### [WHAT YOU HAVE TO DO]
Write the records out once more, exactly as they are given.

** RECORDED DATA follows **

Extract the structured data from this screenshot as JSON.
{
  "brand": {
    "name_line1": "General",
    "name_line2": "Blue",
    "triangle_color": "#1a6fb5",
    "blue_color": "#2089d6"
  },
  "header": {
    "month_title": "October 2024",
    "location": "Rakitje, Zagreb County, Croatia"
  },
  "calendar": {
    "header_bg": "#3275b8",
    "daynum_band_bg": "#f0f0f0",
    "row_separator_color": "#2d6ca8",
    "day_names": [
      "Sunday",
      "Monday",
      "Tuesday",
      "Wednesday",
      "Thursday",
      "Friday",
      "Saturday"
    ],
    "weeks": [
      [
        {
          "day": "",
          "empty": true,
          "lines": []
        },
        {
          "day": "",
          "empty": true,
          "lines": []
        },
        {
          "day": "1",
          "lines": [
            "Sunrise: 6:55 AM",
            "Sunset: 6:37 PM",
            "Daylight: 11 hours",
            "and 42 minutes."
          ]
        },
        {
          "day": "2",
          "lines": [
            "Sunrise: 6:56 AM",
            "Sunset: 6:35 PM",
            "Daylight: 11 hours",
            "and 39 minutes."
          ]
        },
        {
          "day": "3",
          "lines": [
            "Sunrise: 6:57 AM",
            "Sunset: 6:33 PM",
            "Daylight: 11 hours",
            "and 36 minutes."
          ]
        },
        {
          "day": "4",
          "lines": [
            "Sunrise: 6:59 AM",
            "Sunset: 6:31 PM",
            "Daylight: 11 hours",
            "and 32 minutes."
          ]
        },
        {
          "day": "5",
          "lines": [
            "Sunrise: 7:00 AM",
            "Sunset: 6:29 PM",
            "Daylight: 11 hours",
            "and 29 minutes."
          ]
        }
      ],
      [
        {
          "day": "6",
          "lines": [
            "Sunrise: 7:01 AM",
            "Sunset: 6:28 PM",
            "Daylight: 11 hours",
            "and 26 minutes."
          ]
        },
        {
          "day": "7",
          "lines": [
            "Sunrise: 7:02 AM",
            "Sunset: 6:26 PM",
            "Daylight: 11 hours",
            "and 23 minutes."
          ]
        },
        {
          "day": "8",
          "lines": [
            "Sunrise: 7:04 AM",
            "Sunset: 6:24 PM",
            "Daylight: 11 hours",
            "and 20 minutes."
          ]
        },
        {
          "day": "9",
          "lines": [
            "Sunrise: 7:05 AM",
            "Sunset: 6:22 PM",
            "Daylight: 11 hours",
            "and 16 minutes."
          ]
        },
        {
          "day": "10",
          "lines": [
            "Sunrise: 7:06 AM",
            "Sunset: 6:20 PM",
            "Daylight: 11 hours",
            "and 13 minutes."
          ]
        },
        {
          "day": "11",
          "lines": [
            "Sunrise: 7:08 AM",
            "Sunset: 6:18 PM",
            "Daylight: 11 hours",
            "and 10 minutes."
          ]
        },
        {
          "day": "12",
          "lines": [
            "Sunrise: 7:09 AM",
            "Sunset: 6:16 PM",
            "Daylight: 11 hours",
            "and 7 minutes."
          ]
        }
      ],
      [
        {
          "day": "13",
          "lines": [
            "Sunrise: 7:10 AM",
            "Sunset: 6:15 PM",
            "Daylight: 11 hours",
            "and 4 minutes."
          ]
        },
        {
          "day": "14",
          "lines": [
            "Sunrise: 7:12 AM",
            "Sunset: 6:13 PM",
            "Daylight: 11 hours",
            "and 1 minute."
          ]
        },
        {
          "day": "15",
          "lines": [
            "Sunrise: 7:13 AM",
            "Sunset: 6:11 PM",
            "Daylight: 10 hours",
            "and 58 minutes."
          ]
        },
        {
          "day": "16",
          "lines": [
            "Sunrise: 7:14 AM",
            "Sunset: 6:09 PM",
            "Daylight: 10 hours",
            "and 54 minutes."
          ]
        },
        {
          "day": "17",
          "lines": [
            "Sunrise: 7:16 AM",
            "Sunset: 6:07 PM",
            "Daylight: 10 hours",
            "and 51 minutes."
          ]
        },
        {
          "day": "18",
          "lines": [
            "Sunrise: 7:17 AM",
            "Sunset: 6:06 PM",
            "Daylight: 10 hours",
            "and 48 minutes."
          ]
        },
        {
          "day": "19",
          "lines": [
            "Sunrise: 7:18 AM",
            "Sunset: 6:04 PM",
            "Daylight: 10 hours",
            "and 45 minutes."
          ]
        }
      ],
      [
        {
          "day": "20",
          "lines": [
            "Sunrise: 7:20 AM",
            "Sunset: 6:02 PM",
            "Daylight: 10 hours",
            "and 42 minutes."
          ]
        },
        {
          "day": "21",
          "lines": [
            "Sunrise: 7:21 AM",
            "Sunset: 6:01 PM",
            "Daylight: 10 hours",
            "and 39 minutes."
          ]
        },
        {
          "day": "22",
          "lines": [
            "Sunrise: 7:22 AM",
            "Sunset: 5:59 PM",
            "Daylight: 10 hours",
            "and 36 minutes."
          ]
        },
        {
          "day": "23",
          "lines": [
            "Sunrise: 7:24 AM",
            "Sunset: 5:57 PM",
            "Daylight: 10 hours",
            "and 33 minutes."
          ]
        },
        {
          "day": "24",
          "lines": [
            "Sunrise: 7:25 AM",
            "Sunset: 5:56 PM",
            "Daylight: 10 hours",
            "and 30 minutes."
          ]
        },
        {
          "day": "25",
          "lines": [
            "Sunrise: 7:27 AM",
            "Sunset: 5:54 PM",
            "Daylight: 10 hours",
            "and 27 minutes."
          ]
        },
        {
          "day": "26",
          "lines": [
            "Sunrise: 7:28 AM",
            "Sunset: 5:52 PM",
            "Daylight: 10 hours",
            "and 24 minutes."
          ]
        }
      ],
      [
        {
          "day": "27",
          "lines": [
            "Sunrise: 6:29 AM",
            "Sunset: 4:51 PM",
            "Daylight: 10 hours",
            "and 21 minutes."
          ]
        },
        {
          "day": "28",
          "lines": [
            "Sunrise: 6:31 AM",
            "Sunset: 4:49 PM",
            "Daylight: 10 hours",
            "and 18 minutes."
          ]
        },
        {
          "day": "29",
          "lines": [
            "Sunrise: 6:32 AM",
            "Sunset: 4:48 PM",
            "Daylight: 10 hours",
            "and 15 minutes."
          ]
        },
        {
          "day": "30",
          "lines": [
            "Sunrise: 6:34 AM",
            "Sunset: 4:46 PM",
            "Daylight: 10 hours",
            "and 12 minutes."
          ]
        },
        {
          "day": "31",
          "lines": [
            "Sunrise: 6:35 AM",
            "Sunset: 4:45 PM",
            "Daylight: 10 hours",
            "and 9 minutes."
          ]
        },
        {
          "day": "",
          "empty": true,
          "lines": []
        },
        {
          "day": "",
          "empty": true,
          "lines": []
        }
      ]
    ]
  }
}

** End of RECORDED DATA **

### [EXERCISE SOLUTION]
Extract the structured data from this screenshot as JSON.
{
  "brand": {
    "name_line1": "General",
    "name_line2": "Blue",
    "triangle_color": "#1a6fb5",
    "blue_color": "#2089d6"
  },
  "header": {
    "month_title": "October 2024",
    "location": "Rakitje, Zagreb County, Croatia"
  },
  "calendar": {
    "header_bg": "#3275b8",
    "daynum_band_bg": "#f0f0f0",
    "row_separator_color": "#2d6ca8",
    "day_names": [
      "Sunday",
      "Monday",
      "Tuesday",
      "Wednesday",
      "Thursday",
      "Friday",
      "Saturday"
    ],
    "weeks": [
      [
        {
          "day": "",
          "empty": true,
          "lines": []
        },
        {
          "day": "",
          "empty": true,
          "lines": []
        },
        {
          "day": "1",
          "lines": [
            "Sunrise: 6:55 AM",
            "Sunset: 6:37 PM",
            "Daylight: 11 hours",
            "and 42 minutes."
          ]
        },
        {
          "day": "2",
          "lines": [
            "Sunrise: 6:56 AM",
            "Sunset: 6:35 PM",
            "Daylight: 11 hours",
            "and 39 minutes."
          ]
        },
        {
          "day": "3",
          "lines": [
            "Sunrise: 6:57 AM",
            "Sunset: 6:33 PM",
            "Daylight: 11 hours",
            "and 36 minutes."
          ]
        },
        {
          "day": "4",
          "lines": [
            "Sunrise: 6:59 AM",
            "Sunset: 6:31 PM",
            "Daylight: 11 hours",
            "and 32 minutes."
          ]
        },
        {
          "day": "5",
          "lines": [
            "Sunrise: 7:00 AM",
            "Sunset: 6:29 PM",
            "Daylight: 11 hours",
            "and 29 minutes."
          ]
        }
      ],
      [
        {
          "day": "6",
          "lines": [
            "Sunrise: 7:01 AM",
            "Sunset: 6:28 PM",
            "Daylight: 11 hours",
            "and 26 minutes."
          ]
        },
        {
          "day": "7",
          "lines": [
            "Sunrise: 7:02 AM",
            "Sunset: 6:26 PM",
            "Daylight: 11 hours",
            "and 23 minutes."
          ]
        },
        {
          "day": "8",
          "lines": [
            "Sunrise: 7:04 AM",
            "Sunset: 6:24 PM",
            "Daylight: 11 hours",
            "and 20 minutes."
          ]
        },
        {
          "day": "9",
          "lines": [
            "Sunrise: 7:05 AM",
            "Sunset: 6:22 PM",
            "Daylight: 11 hours",
            "and 16 minutes."
          ]
        },
        {
          "day": "10",
          "lines": [
            "Sunrise: 7:06 AM",
            "Sunset: 6:20 PM",
            "Daylight: 11 hours",
            "and 13 minutes."
          ]
        },
        {
          "day": "11",
          "lines": [
            "Sunrise: 7:08 AM",
            "Sunset: 6:18 PM",
            "Daylight: 11 hours",
            "and 10 minutes."
          ]
        },
        {
          "day": "12",
          "lines": [
            "Sunrise: 7:09 AM",
            "Sunset: 6:16 PM",
            "Daylight: 11 hours",
            "and 7 minutes."
          ]
        }
      ],
      [
        {
          "day": "13",
          "lines": [
            "Sunrise: 7:10 AM",
            "Sunset: 6:15 PM",
            "Daylight: 11 hours",
            "and 4 minutes."
          ]
        },
        {
          "day": "14",
          "lines": [
            "Sunrise: 7:12 AM",
            "Sunset: 6:13 PM",
            "Daylight: 11 hours",
            "and 1 minute."
          ]
        },
        {
          "day": "15",
          "lines": [
            "Sunrise: 7:13 AM",
            "Sunset: 6:11 PM",
            "Daylight: 10 hours",
            "and 58 minutes."
          ]
        },
        {
          "day": "16",
          "lines": [
            "Sunrise: 7:14 AM",
            "Sunset: 6:09 PM",
            "Daylight: 10 hours",
            "and 54 minutes."
          ]
        },
        {
          "day": "17",
          "lines": [
            "Sunrise: 7:16 AM",
            "Sunset: 6:07 PM",
            "Daylight: 10 hours",
            "and 51 minutes."
          ]
        },
        {
          "day": "18",
          "lines": [
            "Sunrise: 7:17 AM",
            "Sunset: 6:06 PM",
            "Daylight: 10 hours",
            "and 48 minutes."
          ]
        },
        {
          "day": "19",
          "lines": [
            "Sunrise: 7:18 AM",
            "Sunset: 6:04 PM",
            "Daylight: 10 hours",
            "and 45 minutes."
          ]
        }
      ],
      [
        {
          "day": "20",
          "lines": [
            "Sunrise: 7:20 AM",
            "Sunset: 6:02 PM",
            "Daylight: 10 hours",
            "and 42 minutes."
          ]
        },
        {
          "day": "21",
          "lines": [
            "Sunrise: 7:21 AM",
            "Sunset: 6:01 PM",
            "Daylight: 10 hours",
            "and 39 minutes."
          ]
        },
        {
          "day": "22",
          "lines": [
            "Sunrise: 7:22 AM",
            "Sunset: 5:59 PM",
            "Daylight: 10 hours",
            "and 36 minutes."
          ]
        },
        {
          "day": "23",
          "lines": [
            "Sunrise: 7:24 AM",
            "Sunset: 5:57 PM",
            "Daylight: 10 hours",
            "and 33 minutes."
          ]
        },
        {
          "day": "24",
          "lines": [
            "Sunrise: 7:25 AM",
            "Sunset: 5:56 PM",
            "Daylight: 10 hours",
            "and 30 minutes."
          ]
        },
        {
          "day": "25",
          "lines": [
            "Sunrise: 7:27 AM",
            "Sunset: 5:54 PM",
            "Daylight: 10 hours",
            "and 27 minutes."
          ]
        },
        {
          "day": "26",
          "lines": [
            "Sunrise: 7:28 AM",
            "Sunset: 5:52 PM",
            "Daylight: 10 hours",
            "and 24 minutes."
          ]
        }
      ],
      [
        {
          "day": "27",
          "lines": [
            "Sunrise: 6:29 AM",
            "Sunset: 4:51 PM",
            "Daylight: 10 hours",
            "and 21 minutes."
          ]
        },
        {
          "day": "28",
          "lines": [
            "Sunrise: 6:31 AM",
            "Sunset: 4:49 PM",
            "Daylight: 10 hours",
            "and 18 minutes."
          ]
        },
        {
          "day": "29",
          "lines": [
            "Sunrise: 6:32 AM",
            "Sunset: 4:48 PM",
            "Daylight: 10 hours",
            "and 15 minutes."
          ]
        },
        {
          "day": "30",
          "lines": [
            "Sunrise: 6:34 AM",
            "Sunset: 4:46 PM",
            "Daylight: 10 hours",
            "and 12 minutes."
          ]
        },
        {
          "day": "31",
          "lines": [
            "Sunrise: 6:35 AM",
            "Sunset: 4:45 PM",
            "Daylight: 10 hours",
            "and 9 minutes."
          ]
        },
        {
          "day": "",
          "empty": true,
          "lines": []
        },
        {
          "day": "",
          "empty": true,
          "lines": []
        }
      ]
    ]
  }
}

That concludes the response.